Spending money on prevention is the way forward
Not enough resources are being allocated to preventive measures in the nation's fight against HIV, according to an Unaids report.
The 2012 UAE Country Progress Report shows that in 2010 96 per cent of the country's total Aids spending, which was nearly Dh94 million, was spent on HIV testing and screening programmes. About 3 per cent is spent on treatment and less than 1 per cent on prevention programmes.
However, in a country with a low prevalence of AIDS, such as the UAE, investing in prevention is key, said Dr Hamidreza Setayesh, Unaids regional programme adviser.
The report said that the limited resources available for HIV prevention measures in 2010 and 2011 were often spent on ad hoc project-based activities, which are typically discontinued after 1-2 years.
"Awareness and increasing knowledge is good, but it is not the core of prevention," Dr Setayesh said, adding that a combination of biomedical, behavioural and structural prevention methods was essential.
Meanwhile, excessive screening could prove wasteful if not targeted at relevant groups, Dr Setayesh warned.
"It's important for a country to know its status, and that resources are not diverted at groups who are not at high risk and that key population segments where prevalence is highest are not ignored," Dr Setayesh said. "That's really the fear that we have."
Local experts attributed the high cost of screening to the large number of expatriates who must be screened before being granted a visa.
"Thousands of workers are coming in, thousands of people are renewing their visas, so obviously the expenses will be higher.

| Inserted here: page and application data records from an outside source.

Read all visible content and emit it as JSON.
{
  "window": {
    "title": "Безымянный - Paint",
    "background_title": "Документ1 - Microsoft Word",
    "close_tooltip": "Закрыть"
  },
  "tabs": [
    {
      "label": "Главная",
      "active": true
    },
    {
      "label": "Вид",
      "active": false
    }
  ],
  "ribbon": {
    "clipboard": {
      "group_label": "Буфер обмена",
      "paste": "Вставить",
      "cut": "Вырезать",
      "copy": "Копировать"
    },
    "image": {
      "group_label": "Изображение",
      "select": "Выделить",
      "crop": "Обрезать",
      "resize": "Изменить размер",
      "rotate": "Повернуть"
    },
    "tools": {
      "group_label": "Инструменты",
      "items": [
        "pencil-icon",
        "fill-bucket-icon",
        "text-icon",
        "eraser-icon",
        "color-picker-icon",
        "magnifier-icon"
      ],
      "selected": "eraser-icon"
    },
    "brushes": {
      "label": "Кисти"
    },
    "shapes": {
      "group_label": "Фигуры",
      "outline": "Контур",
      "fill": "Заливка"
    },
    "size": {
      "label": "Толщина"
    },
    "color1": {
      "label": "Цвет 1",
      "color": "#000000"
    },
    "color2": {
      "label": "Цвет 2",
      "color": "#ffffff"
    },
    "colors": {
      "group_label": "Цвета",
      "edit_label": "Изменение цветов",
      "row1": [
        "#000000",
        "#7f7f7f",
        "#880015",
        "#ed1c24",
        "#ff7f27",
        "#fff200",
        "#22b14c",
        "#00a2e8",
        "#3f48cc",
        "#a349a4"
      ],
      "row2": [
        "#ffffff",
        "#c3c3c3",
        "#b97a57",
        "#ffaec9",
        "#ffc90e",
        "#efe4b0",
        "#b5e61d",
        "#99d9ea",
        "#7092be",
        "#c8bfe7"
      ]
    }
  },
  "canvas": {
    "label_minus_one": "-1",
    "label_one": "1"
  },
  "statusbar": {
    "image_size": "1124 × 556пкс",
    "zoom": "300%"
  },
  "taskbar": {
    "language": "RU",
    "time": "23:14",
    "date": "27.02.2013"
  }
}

The country here has its own needs," said Dr Abdullah Ustadi, an HIV consultant at Rashid Hospital.
The report also noted that while universities could play an important role in educating young people about HIV, many were reluctant to be associated with prevention efforts,
However, local and international experts said there were ways to educate people while remaining culturally sensitive.
"In our society if we say: 'OK, you want to have sex use a condom', it means I'm promoting sex or adultery. So I don't tell them directly … but I tell them in other countries they use a condom to protect themselves and I leave it to them," he said. "I can even go through religion. There are so many ways I can approach it, but the point is that they should come to talk."